▶ [What needs to be done]: A word-for-word reproduction of the data below is needed, with no pictures in it.

○ ○ ○

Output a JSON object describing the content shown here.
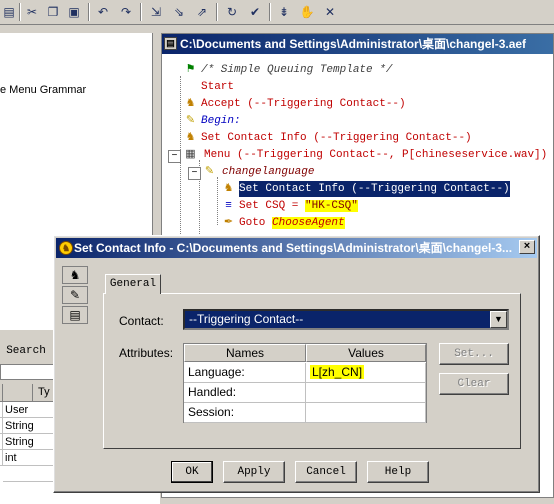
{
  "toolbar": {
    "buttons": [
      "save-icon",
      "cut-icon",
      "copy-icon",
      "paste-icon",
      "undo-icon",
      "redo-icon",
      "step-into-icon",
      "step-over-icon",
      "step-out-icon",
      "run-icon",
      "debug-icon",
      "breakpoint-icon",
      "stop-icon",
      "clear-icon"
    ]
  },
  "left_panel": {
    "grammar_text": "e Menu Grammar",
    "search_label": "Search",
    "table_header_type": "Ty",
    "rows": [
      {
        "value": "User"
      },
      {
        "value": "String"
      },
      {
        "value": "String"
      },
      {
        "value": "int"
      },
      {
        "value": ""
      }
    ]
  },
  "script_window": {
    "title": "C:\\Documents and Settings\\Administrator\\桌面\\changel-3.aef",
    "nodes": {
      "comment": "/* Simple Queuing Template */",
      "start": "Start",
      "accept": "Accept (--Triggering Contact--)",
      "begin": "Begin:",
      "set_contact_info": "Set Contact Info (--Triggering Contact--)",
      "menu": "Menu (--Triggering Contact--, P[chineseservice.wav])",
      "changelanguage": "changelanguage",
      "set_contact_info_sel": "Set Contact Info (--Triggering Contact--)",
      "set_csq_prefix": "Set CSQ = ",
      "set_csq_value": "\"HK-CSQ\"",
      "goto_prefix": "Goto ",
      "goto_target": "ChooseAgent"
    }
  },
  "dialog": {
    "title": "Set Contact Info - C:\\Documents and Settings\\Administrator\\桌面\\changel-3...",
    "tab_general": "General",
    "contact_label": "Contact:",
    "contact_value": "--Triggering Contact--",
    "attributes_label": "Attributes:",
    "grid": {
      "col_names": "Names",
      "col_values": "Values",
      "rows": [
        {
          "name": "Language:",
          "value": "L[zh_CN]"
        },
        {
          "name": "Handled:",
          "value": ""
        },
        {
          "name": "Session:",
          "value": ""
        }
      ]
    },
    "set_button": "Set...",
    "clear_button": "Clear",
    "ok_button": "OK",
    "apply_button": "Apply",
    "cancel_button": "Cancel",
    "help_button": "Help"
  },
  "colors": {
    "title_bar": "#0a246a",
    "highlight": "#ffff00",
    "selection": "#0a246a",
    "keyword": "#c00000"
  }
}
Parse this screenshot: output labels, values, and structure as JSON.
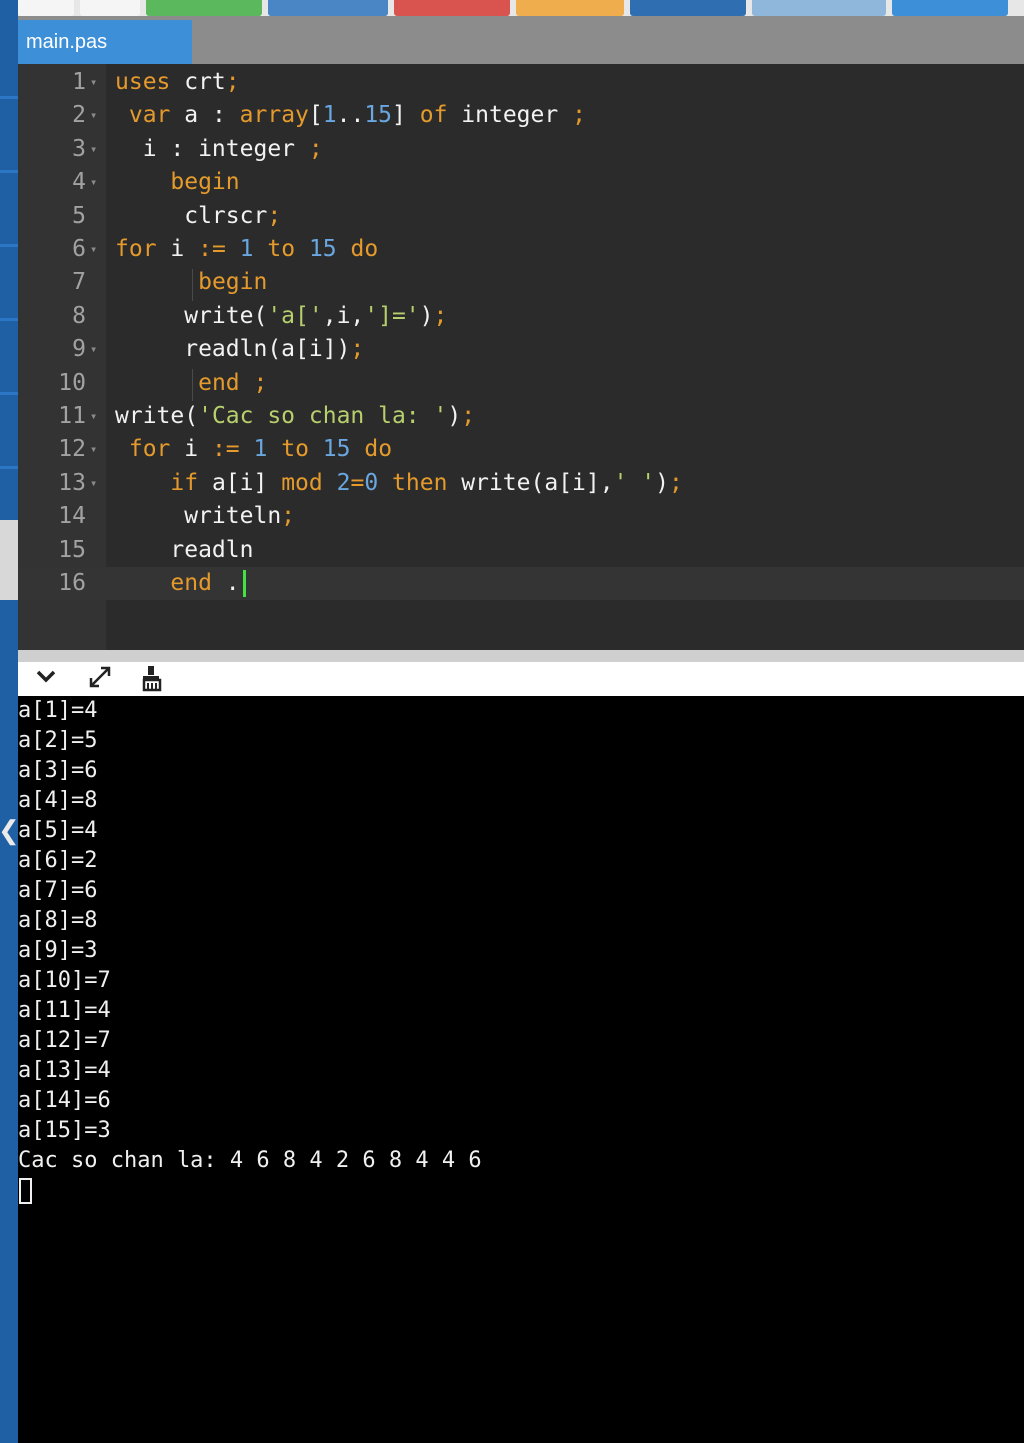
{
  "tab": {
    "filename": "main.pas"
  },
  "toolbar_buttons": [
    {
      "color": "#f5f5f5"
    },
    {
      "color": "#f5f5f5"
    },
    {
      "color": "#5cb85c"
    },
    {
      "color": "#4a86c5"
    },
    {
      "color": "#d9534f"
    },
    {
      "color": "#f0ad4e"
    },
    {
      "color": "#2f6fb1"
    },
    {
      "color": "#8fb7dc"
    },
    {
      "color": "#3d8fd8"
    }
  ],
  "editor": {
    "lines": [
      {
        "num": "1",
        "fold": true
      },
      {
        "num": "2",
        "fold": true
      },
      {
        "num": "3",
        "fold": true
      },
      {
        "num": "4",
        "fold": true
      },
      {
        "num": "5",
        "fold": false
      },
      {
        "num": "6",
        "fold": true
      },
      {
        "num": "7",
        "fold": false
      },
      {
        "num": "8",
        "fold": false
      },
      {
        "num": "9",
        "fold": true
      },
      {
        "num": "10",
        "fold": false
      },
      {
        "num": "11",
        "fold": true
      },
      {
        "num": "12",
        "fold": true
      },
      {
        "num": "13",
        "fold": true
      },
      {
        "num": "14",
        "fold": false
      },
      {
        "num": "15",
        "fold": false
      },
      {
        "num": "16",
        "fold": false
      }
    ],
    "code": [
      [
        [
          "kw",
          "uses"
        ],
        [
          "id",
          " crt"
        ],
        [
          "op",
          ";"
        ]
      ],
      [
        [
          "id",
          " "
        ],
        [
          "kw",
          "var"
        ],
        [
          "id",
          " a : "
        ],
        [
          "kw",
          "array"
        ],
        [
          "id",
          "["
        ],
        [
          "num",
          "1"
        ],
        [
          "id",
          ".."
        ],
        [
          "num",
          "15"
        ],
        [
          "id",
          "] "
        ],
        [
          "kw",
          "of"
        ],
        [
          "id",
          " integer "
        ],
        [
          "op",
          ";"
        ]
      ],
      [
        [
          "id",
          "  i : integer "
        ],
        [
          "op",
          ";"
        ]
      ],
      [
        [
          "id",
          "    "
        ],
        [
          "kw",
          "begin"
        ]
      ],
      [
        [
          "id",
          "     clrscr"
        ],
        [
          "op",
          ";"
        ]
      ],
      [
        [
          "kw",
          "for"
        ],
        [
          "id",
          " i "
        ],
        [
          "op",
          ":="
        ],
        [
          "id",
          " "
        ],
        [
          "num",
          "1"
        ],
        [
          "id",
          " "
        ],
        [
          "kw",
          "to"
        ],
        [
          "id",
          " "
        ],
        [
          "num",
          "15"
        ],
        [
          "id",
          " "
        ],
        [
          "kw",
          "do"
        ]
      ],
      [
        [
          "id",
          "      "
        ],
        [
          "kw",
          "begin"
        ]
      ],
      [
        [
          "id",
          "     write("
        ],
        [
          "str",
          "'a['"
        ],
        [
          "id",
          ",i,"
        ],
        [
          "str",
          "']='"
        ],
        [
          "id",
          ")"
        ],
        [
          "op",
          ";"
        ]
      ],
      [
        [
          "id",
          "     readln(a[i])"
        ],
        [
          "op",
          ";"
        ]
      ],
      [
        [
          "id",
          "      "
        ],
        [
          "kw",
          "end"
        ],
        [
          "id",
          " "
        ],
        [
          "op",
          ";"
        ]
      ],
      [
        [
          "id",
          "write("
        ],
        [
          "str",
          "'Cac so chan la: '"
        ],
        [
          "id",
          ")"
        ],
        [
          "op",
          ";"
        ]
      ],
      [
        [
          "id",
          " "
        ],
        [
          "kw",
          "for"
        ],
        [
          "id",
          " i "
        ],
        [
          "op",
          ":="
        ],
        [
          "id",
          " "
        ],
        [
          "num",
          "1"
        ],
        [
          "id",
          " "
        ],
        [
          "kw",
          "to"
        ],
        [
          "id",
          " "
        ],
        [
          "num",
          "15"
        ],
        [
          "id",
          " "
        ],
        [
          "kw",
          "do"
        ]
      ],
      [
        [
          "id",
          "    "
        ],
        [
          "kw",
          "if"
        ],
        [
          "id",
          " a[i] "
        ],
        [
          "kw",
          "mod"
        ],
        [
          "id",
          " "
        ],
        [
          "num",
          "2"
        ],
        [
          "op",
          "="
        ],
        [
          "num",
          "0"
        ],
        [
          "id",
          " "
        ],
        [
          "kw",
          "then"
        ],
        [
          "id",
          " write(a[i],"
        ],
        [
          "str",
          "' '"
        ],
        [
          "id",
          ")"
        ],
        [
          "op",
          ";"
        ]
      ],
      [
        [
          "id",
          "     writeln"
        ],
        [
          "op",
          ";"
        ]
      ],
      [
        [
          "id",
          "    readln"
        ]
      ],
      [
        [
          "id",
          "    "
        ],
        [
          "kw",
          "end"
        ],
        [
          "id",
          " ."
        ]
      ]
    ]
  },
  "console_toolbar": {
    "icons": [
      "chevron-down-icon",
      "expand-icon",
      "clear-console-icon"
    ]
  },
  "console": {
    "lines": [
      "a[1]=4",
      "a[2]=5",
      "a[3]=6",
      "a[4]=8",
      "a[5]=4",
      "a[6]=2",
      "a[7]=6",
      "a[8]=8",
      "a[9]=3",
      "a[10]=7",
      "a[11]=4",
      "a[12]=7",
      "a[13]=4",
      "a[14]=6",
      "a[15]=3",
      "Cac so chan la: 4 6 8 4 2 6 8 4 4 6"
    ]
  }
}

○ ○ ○

▶ [Response for this exercise]:
Output a JSON object describing the content shown here.
{
  "toolbar": {
    "buttons": [
      "save-icon",
      "cut-icon",
      "copy-icon",
      "paste-icon",
      "undo-icon",
      "redo-icon",
      "step-into-icon",
      "step-over-icon",
      "step-out-icon",
      "run-icon",
      "debug-icon",
      "breakpoint-icon",
      "stop-icon",
      "clear-icon"
    ]
  },
  "left_panel": {
    "grammar_text": "e Menu Grammar",
    "search_label": "Search",
    "table_header_type": "Ty",
    "rows": [
      {
        "value": "User"
      },
      {
        "value": "String"
      },
      {
        "value": "String"
      },
      {
        "value": "int"
      },
      {
        "value": ""
      }
    ]
  },
  "script_window": {
    "title": "C:\\Documents and Settings\\Administrator\\桌面\\changel-3.aef",
    "nodes": {
      "comment": "/* Simple Queuing Template */",
      "start": "Start",
      "accept": "Accept (--Triggering Contact--)",
      "begin": "Begin:",
      "set_contact_info": "Set Contact Info (--Triggering Contact--)",
      "menu": "Menu (--Triggering Contact--, P[chineseservice.wav])",
      "changelanguage": "changelanguage",
      "set_contact_info_sel": "Set Contact Info (--Triggering Contact--)",
      "set_csq_prefix": "Set CSQ = ",
      "set_csq_value": "\"HK-CSQ\"",
      "goto_prefix": "Goto ",
      "goto_target": "ChooseAgent"
    }
  },
  "dialog": {
    "title": "Set Contact Info - C:\\Documents and Settings\\Administrator\\桌面\\changel-3...",
    "tab_general": "General",
    "contact_label": "Contact:",
    "contact_value": "--Triggering Contact--",
    "attributes_label": "Attributes:",
    "grid": {
      "col_names": "Names",
      "col_values": "Values",
      "rows": [
        {
          "name": "Language:",
          "value": "L[zh_CN]"
        },
        {
          "name": "Handled:",
          "value": ""
        },
        {
          "name": "Session:",
          "value": ""
        }
      ]
    },
    "set_button": "Set...",
    "clear_button": "Clear",
    "ok_button": "OK",
    "apply_button": "Apply",
    "cancel_button": "Cancel",
    "help_button": "Help"
  },
  "colors": {
    "title_bar": "#0a246a",
    "highlight": "#ffff00",
    "selection": "#0a246a",
    "keyword": "#c00000"
  }
}
Parse this screenshot: output labels, values, and structure as JSON.
{
  "tab": {
    "filename": "main.pas"
  },
  "toolbar_buttons": [
    {
      "color": "#f5f5f5"
    },
    {
      "color": "#f5f5f5"
    },
    {
      "color": "#5cb85c"
    },
    {
      "color": "#4a86c5"
    },
    {
      "color": "#d9534f"
    },
    {
      "color": "#f0ad4e"
    },
    {
      "color": "#2f6fb1"
    },
    {
      "color": "#8fb7dc"
    },
    {
      "color": "#3d8fd8"
    }
  ],
  "editor": {
    "lines": [
      {
        "num": "1",
        "fold": true
      },
      {
        "num": "2",
        "fold": true
      },
      {
        "num": "3",
        "fold": true
      },
      {
        "num": "4",
        "fold": true
      },
      {
        "num": "5",
        "fold": false
      },
      {
        "num": "6",
        "fold": true
      },
      {
        "num": "7",
        "fold": false
      },
      {
        "num": "8",
        "fold": false
      },
      {
        "num": "9",
        "fold": true
      },
      {
        "num": "10",
        "fold": false
      },
      {
        "num": "11",
        "fold": true
      },
      {
        "num": "12",
        "fold": true
      },
      {
        "num": "13",
        "fold": true
      },
      {
        "num": "14",
        "fold": false
      },
      {
        "num": "15",
        "fold": false
      },
      {
        "num": "16",
        "fold": false
      }
    ],
    "code": [
      [
        [
          "kw",
          "uses"
        ],
        [
          "id",
          " crt"
        ],
        [
          "op",
          ";"
        ]
      ],
      [
        [
          "id",
          " "
        ],
        [
          "kw",
          "var"
        ],
        [
          "id",
          " a : "
        ],
        [
          "kw",
          "array"
        ],
        [
          "id",
          "["
        ],
        [
          "num",
          "1"
        ],
        [
          "id",
          ".."
        ],
        [
          "num",
          "15"
        ],
        [
          "id",
          "] "
        ],
        [
          "kw",
          "of"
        ],
        [
          "id",
          " integer "
        ],
        [
          "op",
          ";"
        ]
      ],
      [
        [
          "id",
          "  i : integer "
        ],
        [
          "op",
          ";"
        ]
      ],
      [
        [
          "id",
          "    "
        ],
        [
          "kw",
          "begin"
        ]
      ],
      [
        [
          "id",
          "     clrscr"
        ],
        [
          "op",
          ";"
        ]
      ],
      [
        [
          "kw",
          "for"
        ],
        [
          "id",
          " i "
        ],
        [
          "op",
          ":="
        ],
        [
          "id",
          " "
        ],
        [
          "num",
          "1"
        ],
        [
          "id",
          " "
        ],
        [
          "kw",
          "to"
        ],
        [
          "id",
          " "
        ],
        [
          "num",
          "15"
        ],
        [
          "id",
          " "
        ],
        [
          "kw",
          "do"
        ]
      ],
      [
        [
          "id",
          "      "
        ],
        [
          "kw",
          "begin"
        ]
      ],
      [
        [
          "id",
          "     write("
        ],
        [
          "str",
          "'a['"
        ],
        [
          "id",
          ",i,"
        ],
        [
          "str",
          "']='"
        ],
        [
          "id",
          ")"
        ],
        [
          "op",
          ";"
        ]
      ],
      [
        [
          "id",
          "     readln(a[i])"
        ],
        [
          "op",
          ";"
        ]
      ],
      [
        [
          "id",
          "      "
        ],
        [
          "kw",
          "end"
        ],
        [
          "id",
          " "
        ],
        [
          "op",
          ";"
        ]
      ],
      [
        [
          "id",
          "write("
        ],
        [
          "str",
          "'Cac so chan la: '"
        ],
        [
          "id",
          ")"
        ],
        [
          "op",
          ";"
        ]
      ],
      [
        [
          "id",
          " "
        ],
        [
          "kw",
          "for"
        ],
        [
          "id",
          " i "
        ],
        [
          "op",
          ":="
        ],
        [
          "id",
          " "
        ],
        [
          "num",
          "1"
        ],
        [
          "id",
          " "
        ],
        [
          "kw",
          "to"
        ],
        [
          "id",
          " "
        ],
        [
          "num",
          "15"
        ],
        [
          "id",
          " "
        ],
        [
          "kw",
          "do"
        ]
      ],
      [
        [
          "id",
          "    "
        ],
        [
          "kw",
          "if"
        ],
        [
          "id",
          " a[i] "
        ],
        [
          "kw",
          "mod"
        ],
        [
          "id",
          " "
        ],
        [
          "num",
          "2"
        ],
        [
          "op",
          "="
        ],
        [
          "num",
          "0"
        ],
        [
          "id",
          " "
        ],
        [
          "kw",
          "then"
        ],
        [
          "id",
          " write(a[i],"
        ],
        [
          "str",
          "' '"
        ],
        [
          "id",
          ")"
        ],
        [
          "op",
          ";"
        ]
      ],
      [
        [
          "id",
          "     writeln"
        ],
        [
          "op",
          ";"
        ]
      ],
      [
        [
          "id",
          "    readln"
        ]
      ],
      [
        [
          "id",
          "    "
        ],
        [
          "kw",
          "end"
        ],
        [
          "id",
          " ."
        ]
      ]
    ]
  },
  "console_toolbar": {
    "icons": [
      "chevron-down-icon",
      "expand-icon",
      "clear-console-icon"
    ]
  },
  "console": {
    "lines": [
      "a[1]=4",
      "a[2]=5",
      "a[3]=6",
      "a[4]=8",
      "a[5]=4",
      "a[6]=2",
      "a[7]=6",
      "a[8]=8",
      "a[9]=3",
      "a[10]=7",
      "a[11]=4",
      "a[12]=7",
      "a[13]=4",
      "a[14]=6",
      "a[15]=3",
      "Cac so chan la: 4 6 8 4 2 6 8 4 4 6"
    ]
  }
}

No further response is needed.